There are various types of fonts, each with its own distinct characteristics and intended use. Here are some common categories of fonts:
1. Serif: Serif fonts have small decorative lines or strokes (serifs) at the ends of characters. They are often associated with a traditional, formal, or classic aesthetic. Serif fonts are commonly used for body text in print materials such as books, newspapers, and magazines. Examples include Times New Roman, Georgia, and Baskerville.
2. Sans-Serif: Sans-serif fonts do not have serifs, making them appear more modern, clean, and streamlined. They are widely used for digital content and have become popular for their readability on screens. Sans-serif fonts are suitable for both body text and headings. Examples include Arial, Helvetica, and Open Sans.
3. Display: Display fonts are characterized by their unique and eye-catching designs. They are intended for use in large sizes and short amounts of text, such as headlines, titles, or logos. Display fonts often feature elaborate and decorative letterforms that grab attention and convey a specific style or mood. Examples include Lobster, Impact, and Bebas Neue.
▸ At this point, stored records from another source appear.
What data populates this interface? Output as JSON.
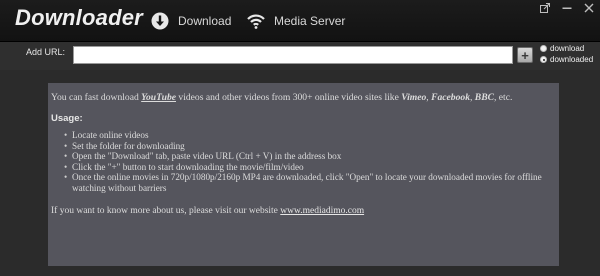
{
  "app": {
    "title": "Downloader"
  },
  "nav": {
    "download_label": "Download",
    "download_icon": "download-icon",
    "media_server_label": "Media Server",
    "media_server_icon": "wifi-icon"
  },
  "window_controls": {
    "icons": [
      "popout-icon",
      "minimize-icon",
      "close-icon"
    ]
  },
  "url_bar": {
    "label": "Add URL:",
    "value": "",
    "add_icon": "plus-icon"
  },
  "view_toggle": {
    "options": [
      "download",
      "downloaded"
    ],
    "selected": "downloaded"
  },
  "info": {
    "intro_before": "You can fast download ",
    "intro_youtube": "YouTube",
    "intro_middle": " videos and other videos from 300+ online video sites like ",
    "site_1": "Vimeo",
    "sep_1": ", ",
    "site_2": "Facebook",
    "sep_2": ", ",
    "site_3": "BBC",
    "intro_after": ", etc.",
    "usage_title": "Usage:",
    "steps": [
      "Locate online videos",
      "Set the folder for downloading",
      "Open the \"Download\" tab, paste video URL (Ctrl + V) in the address box",
      "Click the \"+\" button to start downloading the movie/film/video",
      "Once the online movies in 720p/1080p/2160p MP4 are downloaded, click \"Open\" to locate your downloaded movies for offline watching without barriers"
    ],
    "footer_text": "If you want to know more about us, please visit our website ",
    "website_link": "www.mediadimo.com"
  },
  "colors": {
    "titlebar": "#161616",
    "panel": "#55555d",
    "background": "#2b2b2b"
  }
}
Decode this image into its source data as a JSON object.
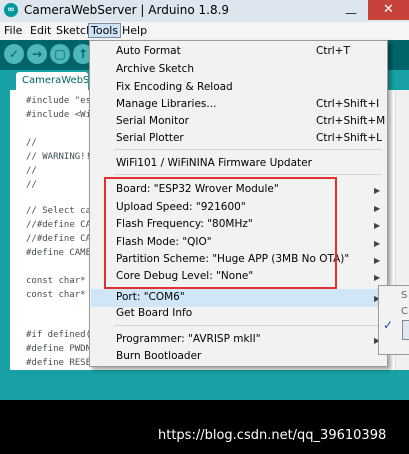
{
  "window": {
    "title": "CameraWebServer | Arduino 1.8.9",
    "minimize_glyph": "—",
    "close_glyph": "✕"
  },
  "menubar": [
    "File",
    "Edit",
    "Sketch",
    "Tools",
    "Help"
  ],
  "toolbar": {
    "verify": "✓",
    "upload": "→",
    "new": "▢",
    "open": "↑",
    "save": "↓"
  },
  "tab": {
    "label": "CameraWebSe"
  },
  "code_lines": [
    "#include \"esp",
    "#include <WiFi",
    "",
    "//",
    "// WARNING!!!",
    "//",
    "//",
    "",
    "// Select cam",
    "//#define CAM",
    "//#define CAM",
    "#define CAMER",
    "",
    "const char* s",
    "const char* p",
    "",
    "",
    "#if defined(C",
    "#define PWDN_",
    "#define RESET"
  ],
  "tools_menu": {
    "items": [
      {
        "label": "Auto Format",
        "shortcut": "Ctrl+T"
      },
      {
        "label": "Archive Sketch",
        "shortcut": ""
      },
      {
        "label": "Fix Encoding & Reload",
        "shortcut": ""
      },
      {
        "label": "Manage Libraries...",
        "shortcut": "Ctrl+Shift+I"
      },
      {
        "label": "Serial Monitor",
        "shortcut": "Ctrl+Shift+M"
      },
      {
        "label": "Serial Plotter",
        "shortcut": "Ctrl+Shift+L"
      },
      {
        "label": "WiFi101 / WiFiNINA Firmware Updater",
        "shortcut": ""
      },
      {
        "label": "Board: \"ESP32 Wrover Module\"",
        "submenu": true
      },
      {
        "label": "Upload Speed: \"921600\"",
        "submenu": true
      },
      {
        "label": "Flash Frequency: \"80MHz\"",
        "submenu": true
      },
      {
        "label": "Flash Mode: \"QIO\"",
        "submenu": true
      },
      {
        "label": "Partition Scheme: \"Huge APP (3MB No OTA)\"",
        "submenu": true
      },
      {
        "label": "Core Debug Level: \"None\"",
        "submenu": true
      },
      {
        "label": "Port: \"COM6\"",
        "submenu": true
      },
      {
        "label": "Get Board Info",
        "shortcut": ""
      },
      {
        "label": "Programmer: \"AVRISP mkII\"",
        "submenu": true
      },
      {
        "label": "Burn Bootloader",
        "shortcut": ""
      }
    ],
    "submenu_arrow": "▶"
  },
  "port_submenu": {
    "items": [
      "S",
      "C"
    ],
    "checked": "✓"
  },
  "watermark": "https://blog.csdn.net/qq_39610398",
  "colors": {
    "accent_teal": "#17a1a5",
    "toolbar_teal": "#006468",
    "highlight_red": "#e03030",
    "menu_highlight": "#d0e6f7"
  }
}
4. Script: Script fonts mimic handwriting or calligraphy styles, with fluid and connected letterforms. They convey a sense of elegance, informality, or creativity. Script fonts are commonly used for invitations, greeting cards, logos, or other designs that require a personal touch. Examples include Brush Script, Pacifico, and Great Vibes.
5. Monospaced: Monospaced fonts have equal spacing between characters, where each character occupies the same width. They are commonly used in programming or coding contexts because their uniformity makes it easier to align and read code. Examples include Courier New, Consolas, and Inconsolata.
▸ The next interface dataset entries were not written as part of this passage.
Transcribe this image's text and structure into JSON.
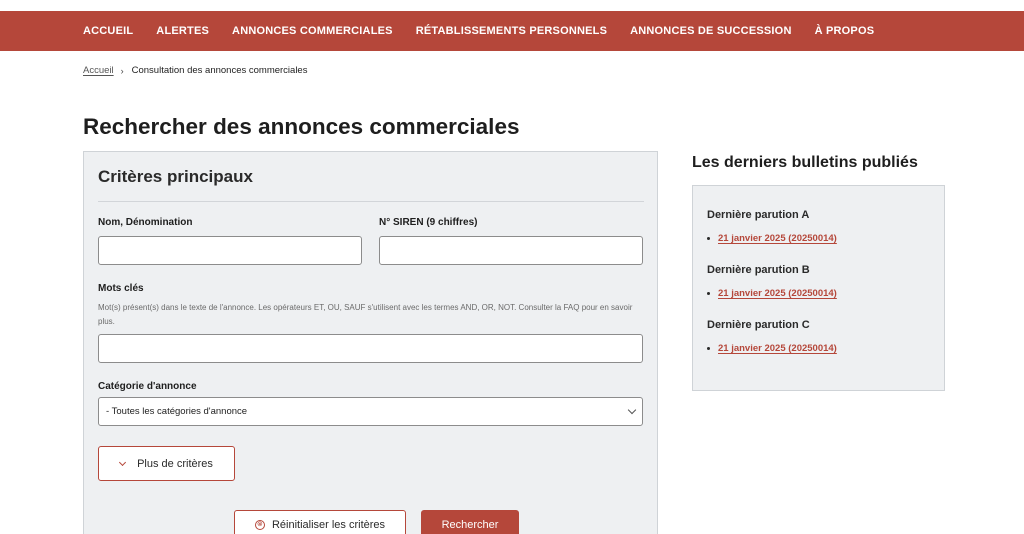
{
  "nav": {
    "items": [
      {
        "label": "ACCUEIL"
      },
      {
        "label": "ALERTES"
      },
      {
        "label": "ANNONCES COMMERCIALES"
      },
      {
        "label": "RÉTABLISSEMENTS PERSONNELS"
      },
      {
        "label": "ANNONCES DE SUCCESSION"
      },
      {
        "label": "À PROPOS"
      }
    ]
  },
  "breadcrumb": {
    "home": "Accueil",
    "separator": "›",
    "current": "Consultation des annonces commerciales"
  },
  "page_title": "Rechercher des annonces commerciales",
  "form": {
    "title": "Critères principaux",
    "name_label": "Nom, Dénomination",
    "name_value": "",
    "siren_label": "N° SIREN (9 chiffres)",
    "siren_value": "",
    "keywords_label": "Mots clés",
    "keywords_hint": "Mot(s) présent(s) dans le texte de l'annonce. Les opérateurs ET, OU, SAUF s'utilisent avec les termes AND, OR, NOT. Consulter la FAQ pour en savoir plus.",
    "keywords_value": "",
    "category_label": "Catégorie d'annonce",
    "category_selected": "- Toutes les catégories d'annonce",
    "more_criteria_label": "Plus de critères",
    "reset_label": "Réinitialiser les critères",
    "reset_icon": "⊗",
    "search_label": "Rechercher"
  },
  "sidebar": {
    "title": "Les derniers bulletins publiés",
    "bulletins": [
      {
        "title": "Dernière parution A",
        "link": "21 janvier 2025 (20250014)"
      },
      {
        "title": "Dernière parution B",
        "link": "21 janvier 2025 (20250014)"
      },
      {
        "title": "Dernière parution C",
        "link": "21 janvier 2025 (20250014)"
      }
    ]
  },
  "colors": {
    "brand": "#b5473a",
    "panel_bg": "#eef0f2"
  }
}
6. Decorative: Decorative fonts encompass a wide range of styles and designs. They are highly distinctive and often used for special occasions, artistic designs, or to evoke a specific theme or mood. Decorative fonts should be used sparingly and with caution to maintain readability. Examples include Comic Sans, Papyrus, and Impact.
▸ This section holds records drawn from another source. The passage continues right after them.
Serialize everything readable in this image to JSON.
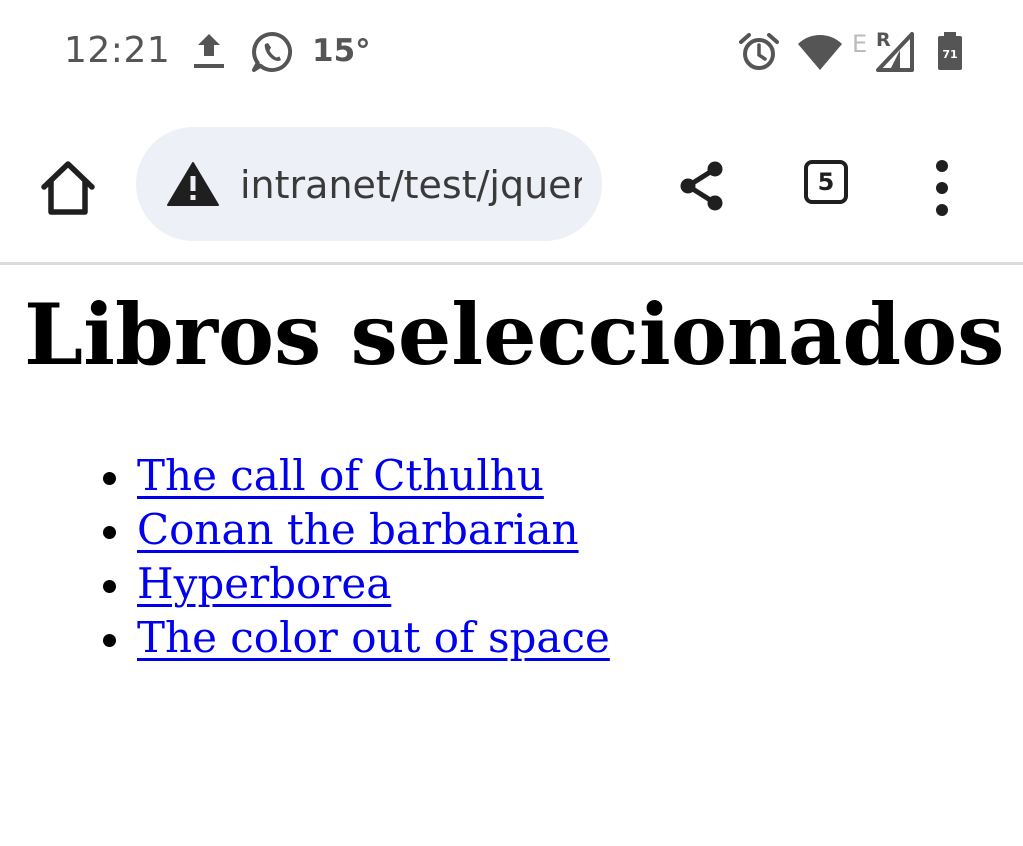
{
  "status_bar": {
    "time": "12:21",
    "temperature": "15°",
    "icons": [
      "upload-icon",
      "whatsapp-icon",
      "alarm-icon",
      "wifi-icon",
      "signal-icon",
      "battery-icon"
    ],
    "network_type": "E",
    "roaming": "R",
    "battery_level": "71"
  },
  "browser": {
    "url": "intranet/test/jquery",
    "security_icon": "warning-icon",
    "tab_count": "5",
    "toolbar_icons": [
      "home-icon",
      "share-icon",
      "tabs-icon",
      "more-vert-icon"
    ]
  },
  "page": {
    "heading": "Libros seleccionados",
    "books": [
      "The call of Cthulhu",
      "Conan the barbarian",
      "Hyperborea",
      "The color out of space"
    ],
    "link_color": "#0000ee"
  },
  "colors": {
    "status_text": "#555555",
    "url_bar_bg": "#edf0f7",
    "icon_dark": "#1f1f1f"
  }
}
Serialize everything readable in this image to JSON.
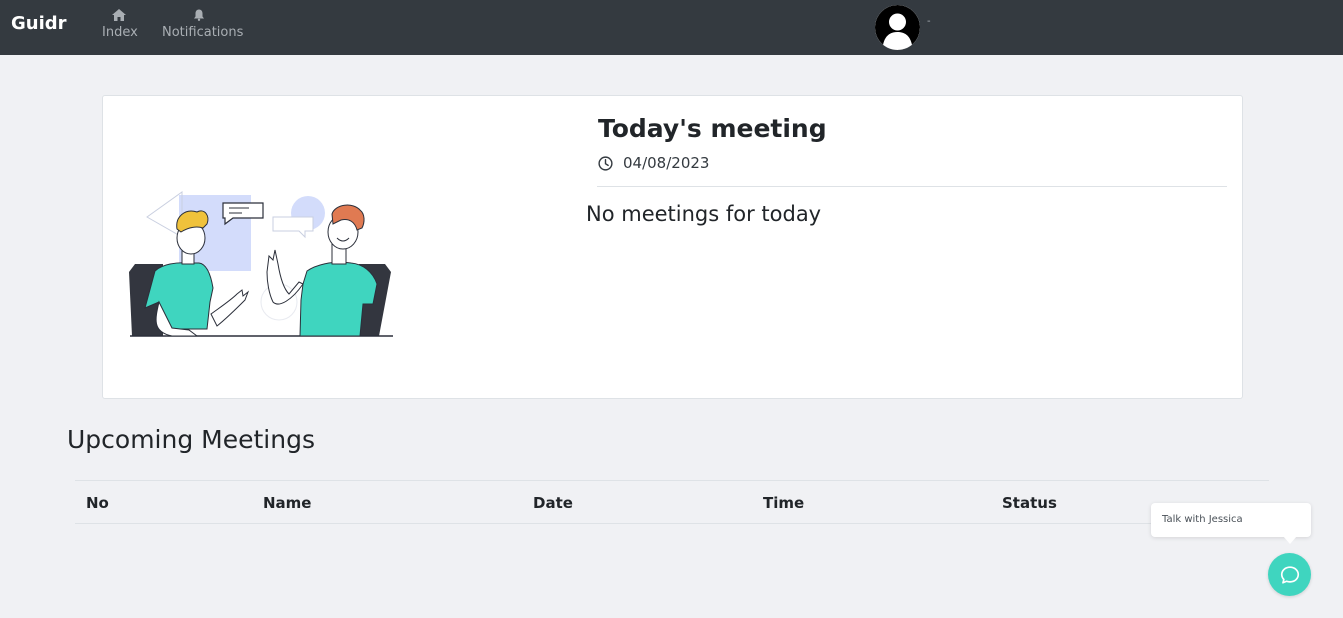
{
  "navbar": {
    "brand": "Guidr",
    "items": [
      {
        "label": "Index",
        "icon": "home-icon"
      },
      {
        "label": "Notifications",
        "icon": "bell-icon"
      }
    ],
    "avatar_caret": "-"
  },
  "today": {
    "title": "Today's meeting",
    "date": "04/08/2023",
    "empty_message": "No meetings for today",
    "illustration_colors": {
      "shirt": "#3fd5bf",
      "accent": "#d3dcfb",
      "hair_left": "#f0c23b",
      "hair_right": "#e07a52"
    }
  },
  "upcoming": {
    "title": "Upcoming Meetings",
    "columns": [
      "No",
      "Name",
      "Date",
      "Time",
      "Status"
    ]
  },
  "chat": {
    "tooltip": "Talk with Jessica",
    "button_color": "#3fd5bf"
  }
}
These are just a few examples of font categories, and there are many more font styles and classifications available. It’s important to select fonts that align with the purpose, context, and intended message of your design to create a visually appealing and cohesive composition.